_The task_:
Using the data below, copy every line that contains the word "United".
○ ○ ○ ○
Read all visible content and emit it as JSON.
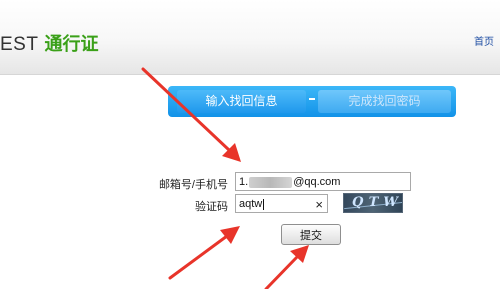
{
  "header": {
    "brand_prefix": "EST",
    "brand_suffix": "通行证",
    "home_link": "首页"
  },
  "steps": [
    {
      "label": "输入找回信息",
      "active": true
    },
    {
      "label": "完成找回密码",
      "active": false
    }
  ],
  "form": {
    "account_label": "邮箱号/手机号",
    "account_value_prefix": "1.",
    "account_value_suffix": "@qq.com",
    "captcha_label": "验证码",
    "captcha_value": "aqtw",
    "clear_icon": "×",
    "captcha_image_text": "QTW",
    "submit_label": "提交"
  },
  "colors": {
    "brand_green": "#3aa018",
    "step_blue": "#1292e8",
    "annotation_red": "#e8342a"
  },
  "annotations": {
    "arrow_count": 4
  }
}
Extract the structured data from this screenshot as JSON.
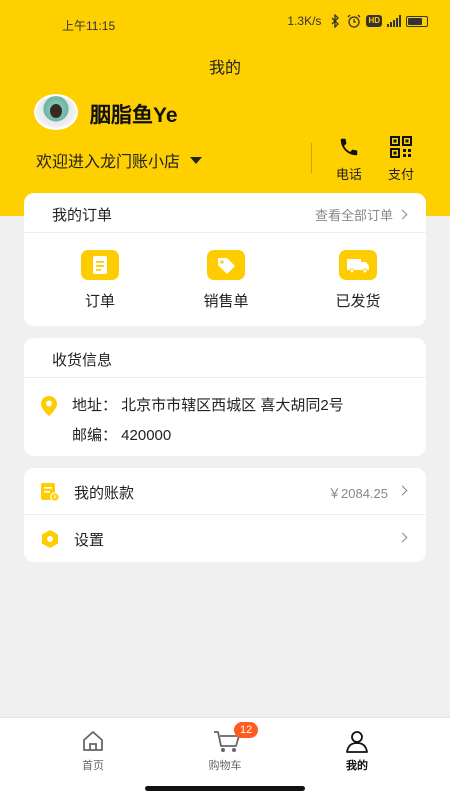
{
  "status_bar": {
    "time": "上午11:15",
    "speed": "1.3K/s",
    "icons": [
      "bluetooth-icon",
      "alarm-icon",
      "hd-icon",
      "5g-signal-icon",
      "battery-icon"
    ],
    "hd": "HD"
  },
  "header": {
    "title": "我的",
    "username": "胭脂鱼Ye",
    "welcome": "欢迎进入龙门账小店",
    "phone_label": "电话",
    "pay_label": "支付",
    "background_color": "#ffd000"
  },
  "orders": {
    "title": "我的订单",
    "view_all": "查看全部订单",
    "items": [
      {
        "label": "订单",
        "icon": "order-icon"
      },
      {
        "label": "销售单",
        "icon": "tag-icon"
      },
      {
        "label": "已发货",
        "icon": "truck-icon"
      }
    ]
  },
  "shipping": {
    "title": "收货信息",
    "address": "地址： 北京市市辖区西城区 喜大胡同2号",
    "postcode": "邮编： 420000"
  },
  "menu": {
    "account_label": "我的账款",
    "account_value": "￥2084.25",
    "settings_label": "设置"
  },
  "tabbar": {
    "home": "首页",
    "cart": "购物车",
    "cart_count": "12",
    "mine": "我的"
  },
  "colors": {
    "accent": "#ffcc00",
    "badge": "#ff5a1f"
  }
}
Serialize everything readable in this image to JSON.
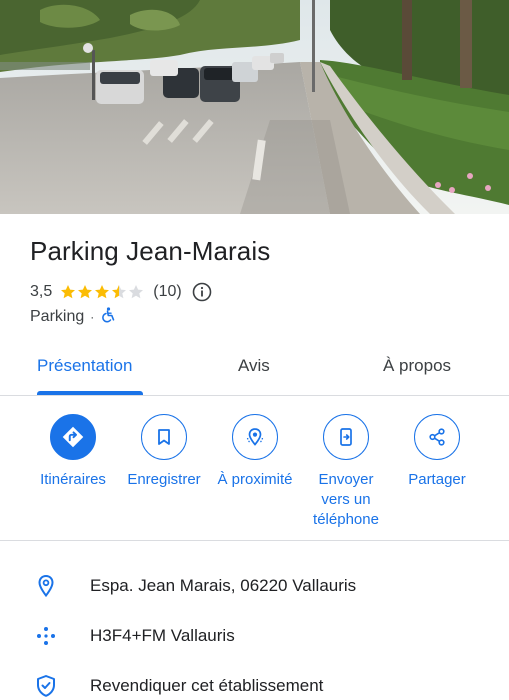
{
  "place": {
    "name": "Parking Jean-Marais",
    "rating": "3,5",
    "stars": 3.5,
    "review_count": "(10)",
    "category": "Parking",
    "category_separator": "·"
  },
  "tabs": [
    {
      "label": "Présentation",
      "active": true
    },
    {
      "label": "Avis",
      "active": false
    },
    {
      "label": "À propos",
      "active": false
    }
  ],
  "actions": [
    {
      "label": "Itinéraires",
      "icon": "directions-icon"
    },
    {
      "label": "Enregistrer",
      "icon": "bookmark-icon"
    },
    {
      "label": "À proximité",
      "icon": "nearby-icon"
    },
    {
      "label_lines": [
        "Envoyer",
        "vers un",
        "téléphone"
      ],
      "icon": "send-to-phone-icon"
    },
    {
      "label": "Partager",
      "icon": "share-icon"
    }
  ],
  "details": [
    {
      "text": "Espa. Jean Marais, 06220 Vallauris",
      "icon": "location-pin-icon"
    },
    {
      "text": "H3F4+FM Vallauris",
      "icon": "plus-code-icon"
    },
    {
      "text": "Revendiquer cet établissement",
      "icon": "verified-shield-icon"
    }
  ],
  "colors": {
    "accent": "#1a73e8",
    "star": "#fbbc04",
    "star_empty": "#dadce0",
    "text": "#202124",
    "divider": "#dadce0"
  }
}
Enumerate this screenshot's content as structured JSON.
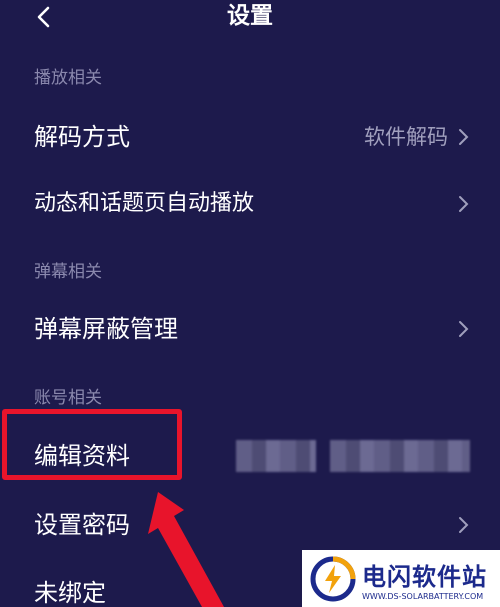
{
  "header": {
    "title": "设置"
  },
  "sections": {
    "playback": "播放相关",
    "danmaku": "弹幕相关",
    "account": "账号相关"
  },
  "rows": {
    "decode": {
      "label": "解码方式",
      "value": "软件解码"
    },
    "autoplay": {
      "label": "动态和话题页自动播放"
    },
    "danmaku_block": {
      "label": "弹幕屏蔽管理"
    },
    "edit_profile": {
      "label": "编辑资料"
    },
    "set_password": {
      "label": "设置密码"
    },
    "unbound": {
      "label": "未绑定"
    }
  },
  "watermark": {
    "title": "电闪软件站",
    "subtitle": "WWW.DS-SOLARBATTERY.COM"
  },
  "colors": {
    "background": "#1d1a4c",
    "section_text": "#8a88ad",
    "highlight": "#e8142b",
    "watermark_text": "#1c2a8c"
  },
  "icons": [
    "back-arrow-icon",
    "chevron-right-icon",
    "annotation-arrow-icon",
    "watermark-logo-icon"
  ]
}
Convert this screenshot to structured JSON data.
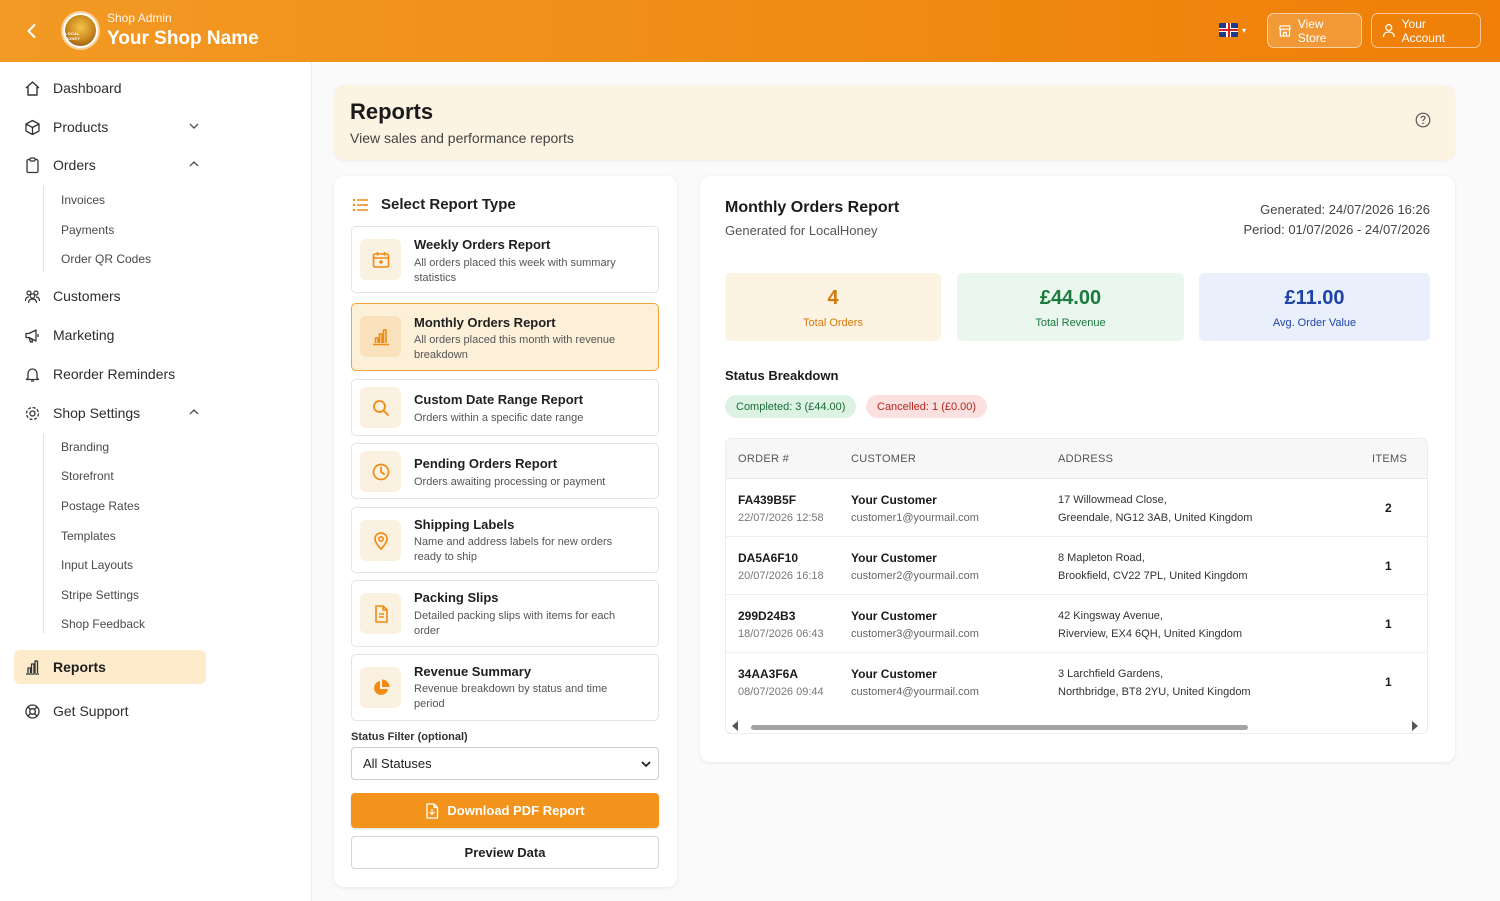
{
  "header": {
    "subtitle": "Shop Admin",
    "shop_name": "Your Shop Name",
    "view_store": "View Store",
    "your_account": "Your Account",
    "logo_text": "LOCAL HONEY",
    "accent": "#f08a12"
  },
  "sidebar": {
    "items": [
      {
        "label": "Dashboard"
      },
      {
        "label": "Products"
      },
      {
        "label": "Orders"
      },
      {
        "label": "Customers"
      },
      {
        "label": "Marketing"
      },
      {
        "label": "Reorder Reminders"
      },
      {
        "label": "Shop Settings"
      },
      {
        "label": "Reports"
      },
      {
        "label": "Get Support"
      }
    ],
    "orders_sub": [
      "Invoices",
      "Payments",
      "Order QR Codes"
    ],
    "settings_sub": [
      "Branding",
      "Storefront",
      "Postage Rates",
      "Templates",
      "Input Layouts",
      "Stripe Settings",
      "Shop Feedback"
    ]
  },
  "page": {
    "title": "Reports",
    "subtitle": "View sales and performance reports"
  },
  "report_types": {
    "heading": "Select Report Type",
    "cards": [
      {
        "title": "Weekly Orders Report",
        "desc": "All orders placed this week with summary statistics"
      },
      {
        "title": "Monthly Orders Report",
        "desc": "All orders placed this month with revenue breakdown"
      },
      {
        "title": "Custom Date Range Report",
        "desc": "Orders within a specific date range"
      },
      {
        "title": "Pending Orders Report",
        "desc": "Orders awaiting processing or payment"
      },
      {
        "title": "Shipping Labels",
        "desc": "Name and address labels for new orders ready to ship"
      },
      {
        "title": "Packing Slips",
        "desc": "Detailed packing slips with items for each order"
      },
      {
        "title": "Revenue Summary",
        "desc": "Revenue breakdown by status and time period"
      }
    ],
    "filter_label": "Status Filter (optional)",
    "filter_value": "All Statuses",
    "download_label": "Download PDF Report",
    "preview_label": "Preview Data"
  },
  "report": {
    "title": "Monthly Orders Report",
    "generated_for": "Generated for LocalHoney",
    "generated": "Generated: 24/07/2026 16:26",
    "period": "Period: 01/07/2026 - 24/07/2026",
    "stats": {
      "orders_value": "4",
      "orders_label": "Total Orders",
      "revenue_value": "£44.00",
      "revenue_label": "Total Revenue",
      "avg_value": "£11.00",
      "avg_label": "Avg. Order Value"
    },
    "status_title": "Status Breakdown",
    "completed": "Completed: 3 (£44.00)",
    "cancelled": "Cancelled: 1 (£0.00)",
    "columns": [
      "ORDER #",
      "CUSTOMER",
      "ADDRESS",
      "ITEMS"
    ],
    "rows": [
      {
        "id": "FA439B5F",
        "date": "22/07/2026 12:58",
        "name": "Your Customer",
        "email": "customer1@yourmail.com",
        "addr1": "17 Willowmead Close,",
        "addr2": "Greendale, NG12 3AB, United Kingdom",
        "items": "2"
      },
      {
        "id": "DA5A6F10",
        "date": "20/07/2026 16:18",
        "name": "Your Customer",
        "email": "customer2@yourmail.com",
        "addr1": "8 Mapleton Road,",
        "addr2": "Brookfield, CV22 7PL, United Kingdom",
        "items": "1"
      },
      {
        "id": "299D24B3",
        "date": "18/07/2026 06:43",
        "name": "Your Customer",
        "email": "customer3@yourmail.com",
        "addr1": "42 Kingsway Avenue,",
        "addr2": "Riverview, EX4 6QH, United Kingdom",
        "items": "1"
      },
      {
        "id": "34AA3F6A",
        "date": "08/07/2026 09:44",
        "name": "Your Customer",
        "email": "customer4@yourmail.com",
        "addr1": "3 Larchfield Gardens,",
        "addr2": "Northbridge, BT8 2YU, United Kingdom",
        "items": "1"
      }
    ]
  }
}
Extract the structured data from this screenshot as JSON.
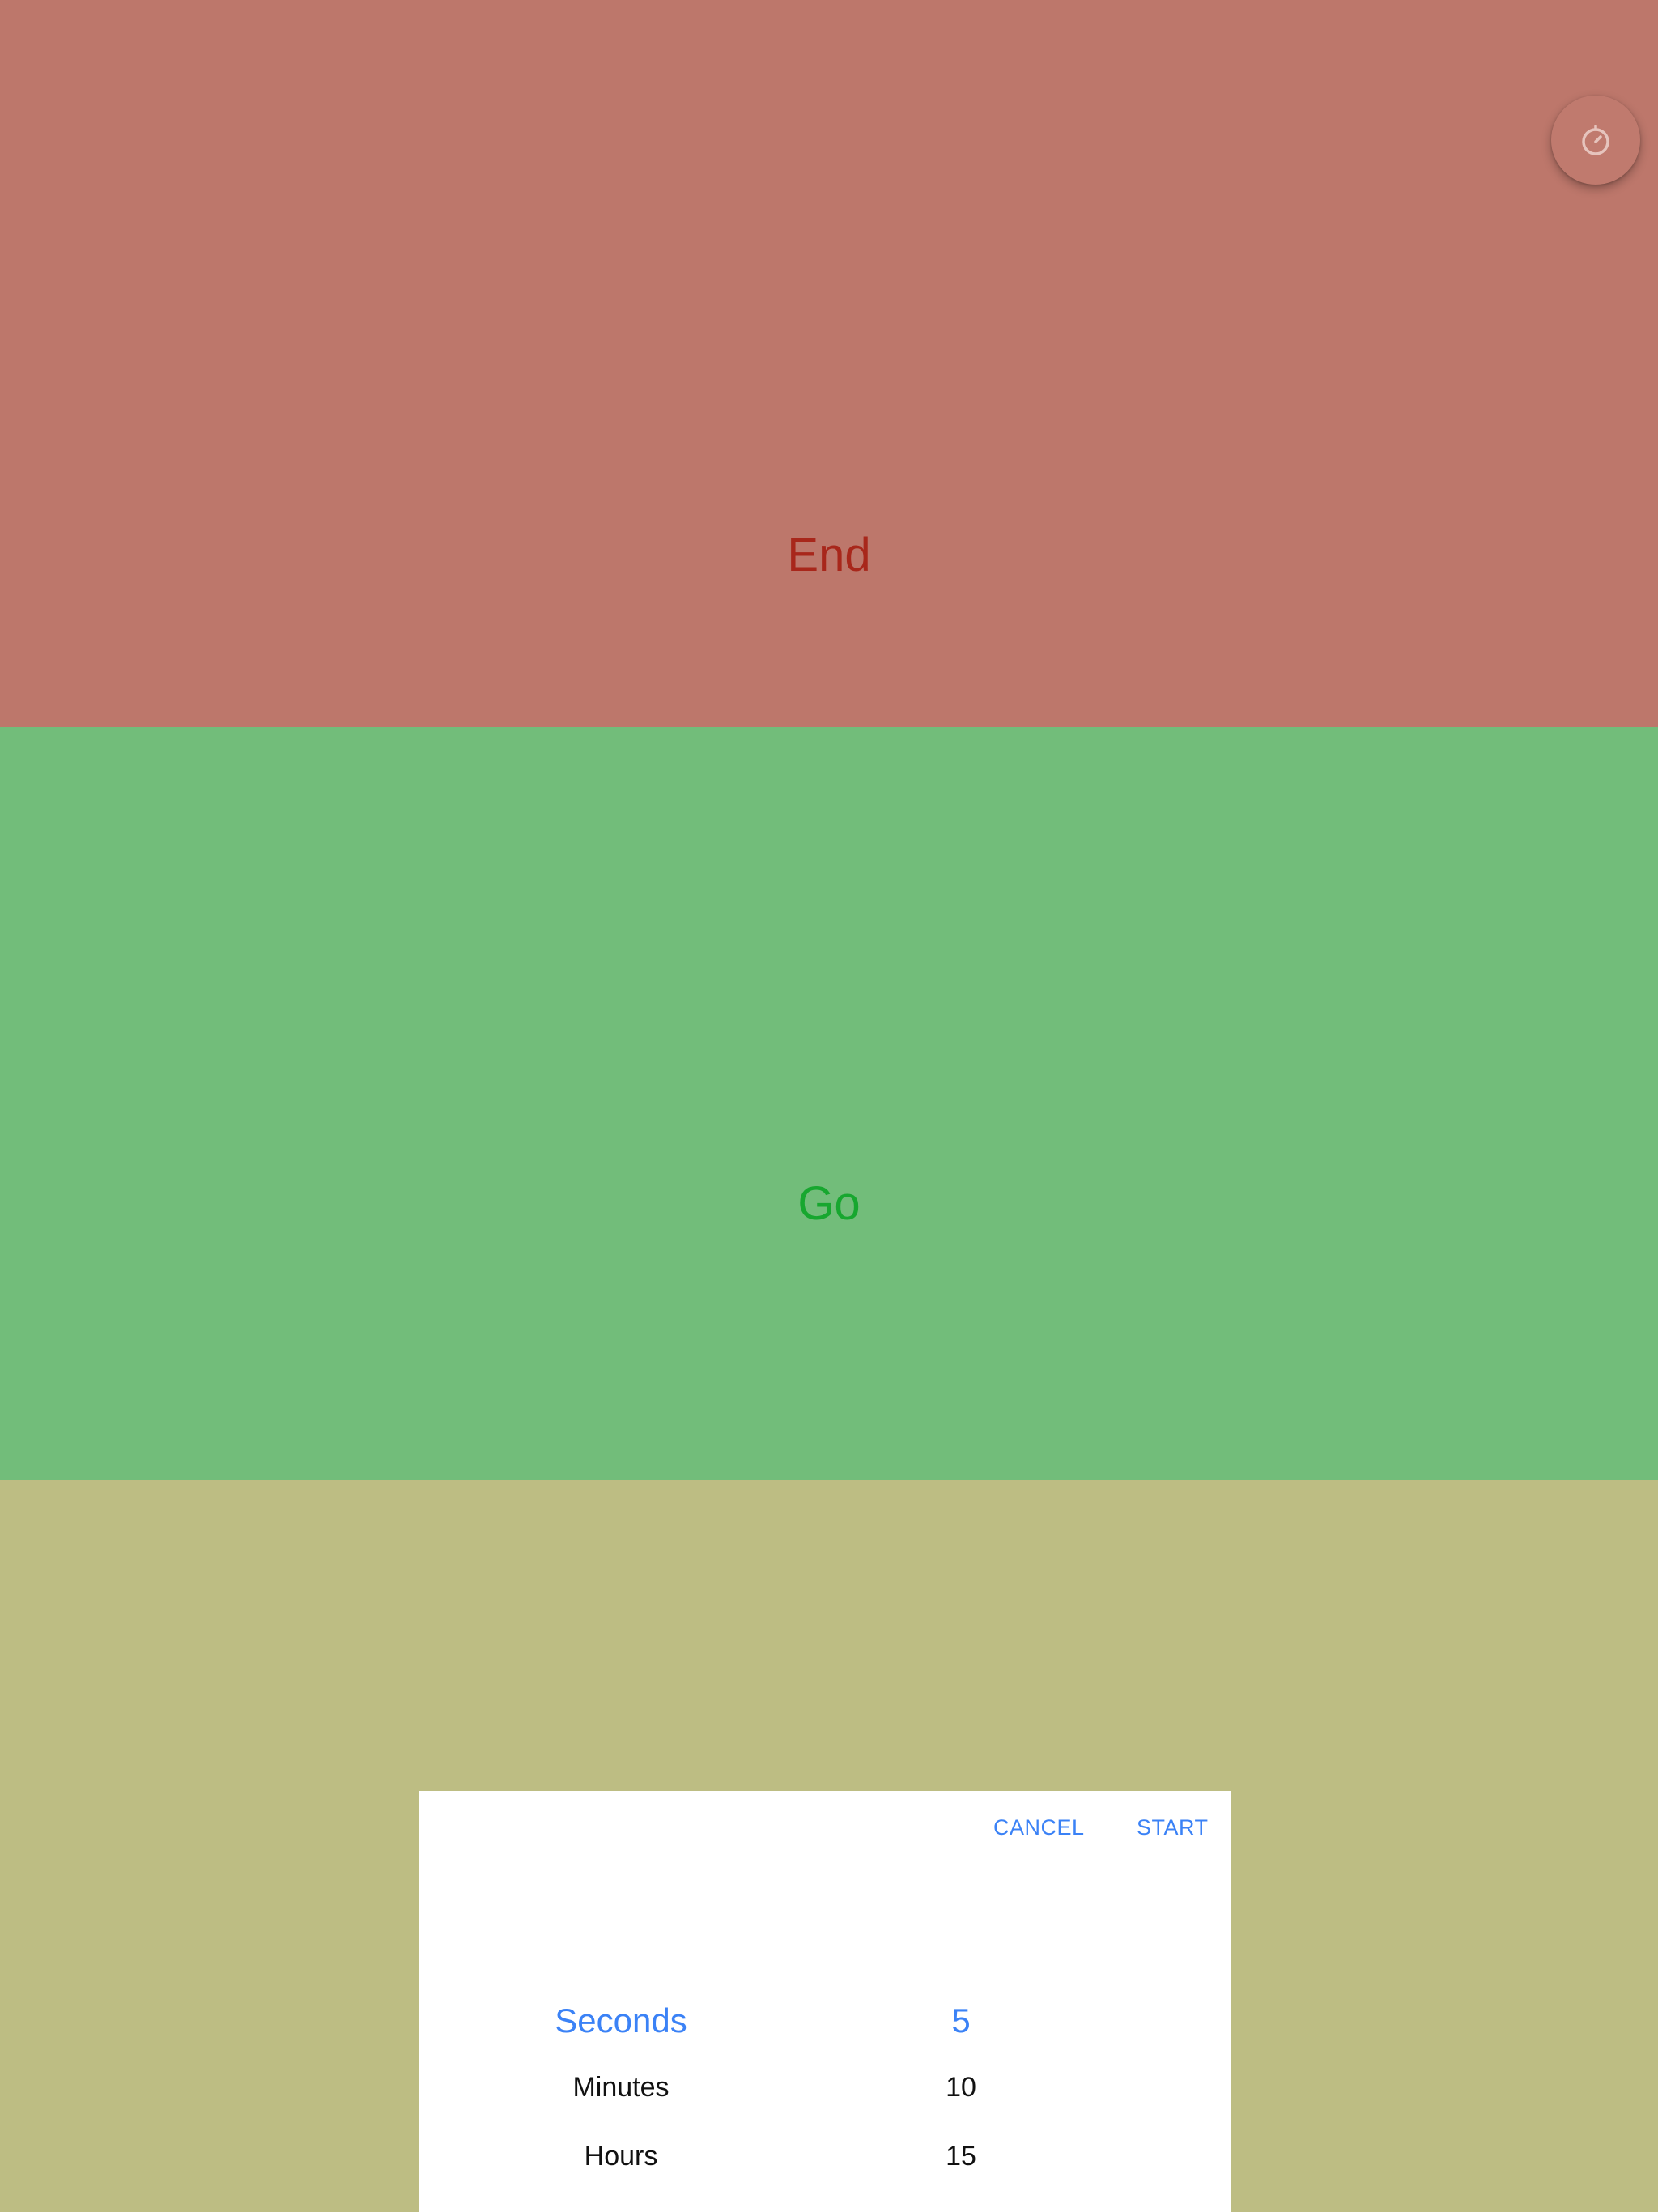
{
  "colors": {
    "end_bg": "#bd776b",
    "end_text": "#a8271b",
    "go_bg": "#72bd7a",
    "go_text": "#17a72f",
    "yellow_bg": "#bdbd83",
    "fab_bg": "#c07a6e",
    "fab_icon": "#e6c4bd",
    "picker_accent": "#3b82f6",
    "picker_text": "#111111"
  },
  "panels": {
    "end": {
      "label": "End"
    },
    "go": {
      "label": "Go"
    }
  },
  "fab": {
    "icon": "timer-icon"
  },
  "picker": {
    "cancel_label": "CANCEL",
    "start_label": "START",
    "rows": [
      {
        "unit": "Seconds",
        "value": "5",
        "selected": true
      },
      {
        "unit": "Minutes",
        "value": "10",
        "selected": false
      },
      {
        "unit": "Hours",
        "value": "15",
        "selected": false
      }
    ]
  }
}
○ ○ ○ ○
_Expected output_:
        "addr2": "Greendale, NG12 3AB, United Kingdom",
        "addr2": "Brookfield, CV22 7PL, United Kingdom",
        "addr2": "Riverview, EX4 6QH, United Kingdom",
        "addr2": "Northbridge, BT8 2YU, United Kingdom",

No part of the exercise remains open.